:: DATA SUPPLIED ::

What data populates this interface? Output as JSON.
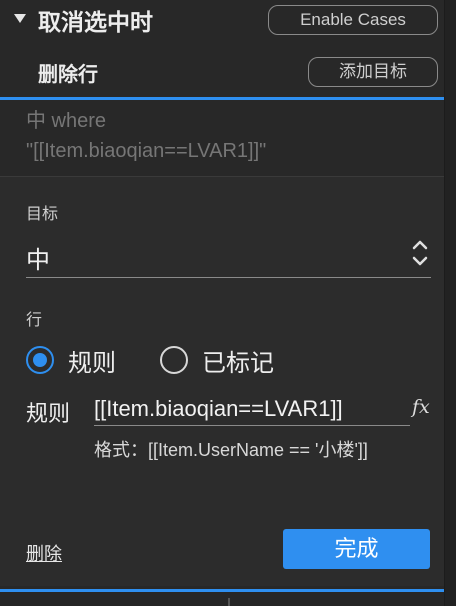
{
  "interaction": {
    "title": "取消选中时",
    "enable_cases_label": "Enable Cases"
  },
  "case": {
    "label": "删除行",
    "add_target_label": "添加目标"
  },
  "condition": {
    "line1": "中 where",
    "line2": "\"[[Item.biaoqian==LVAR1]]\""
  },
  "editor": {
    "target_label": "目标",
    "target_value": "中",
    "row_label": "行",
    "radio_options": [
      {
        "label": "规则",
        "checked": true
      },
      {
        "label": "已标记",
        "checked": false
      }
    ],
    "rule_label": "规则",
    "rule_value": "[[Item.biaoqian==LVAR1]]",
    "fx_symbol": "fx",
    "format_hint": "格式：[[Item.UserName == '小楼']]",
    "delete_label": "删除",
    "done_label": "完成"
  },
  "icons": {
    "collapse": "caret-down-icon",
    "select": "chevron-updown-icon",
    "function": "fx-icon"
  },
  "colors": {
    "accent": "#2e8ff0",
    "background": "#282828",
    "muted_text": "#767676"
  }
}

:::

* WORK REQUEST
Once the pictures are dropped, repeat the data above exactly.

* EXERCISE SOLUTION
What data populates this interface? Output as JSON.
{
  "interaction": {
    "title": "取消选中时",
    "enable_cases_label": "Enable Cases"
  },
  "case": {
    "label": "删除行",
    "add_target_label": "添加目标"
  },
  "condition": {
    "line1": "中 where",
    "line2": "\"[[Item.biaoqian==LVAR1]]\""
  },
  "editor": {
    "target_label": "目标",
    "target_value": "中",
    "row_label": "行",
    "radio_options": [
      {
        "label": "规则",
        "checked": true
      },
      {
        "label": "已标记",
        "checked": false
      }
    ],
    "rule_label": "规则",
    "rule_value": "[[Item.biaoqian==LVAR1]]",
    "fx_symbol": "fx",
    "format_hint": "格式：[[Item.UserName == '小楼']]",
    "delete_label": "删除",
    "done_label": "完成"
  },
  "icons": {
    "collapse": "caret-down-icon",
    "select": "chevron-updown-icon",
    "function": "fx-icon"
  },
  "colors": {
    "accent": "#2e8ff0",
    "background": "#282828",
    "muted_text": "#767676"
  }
}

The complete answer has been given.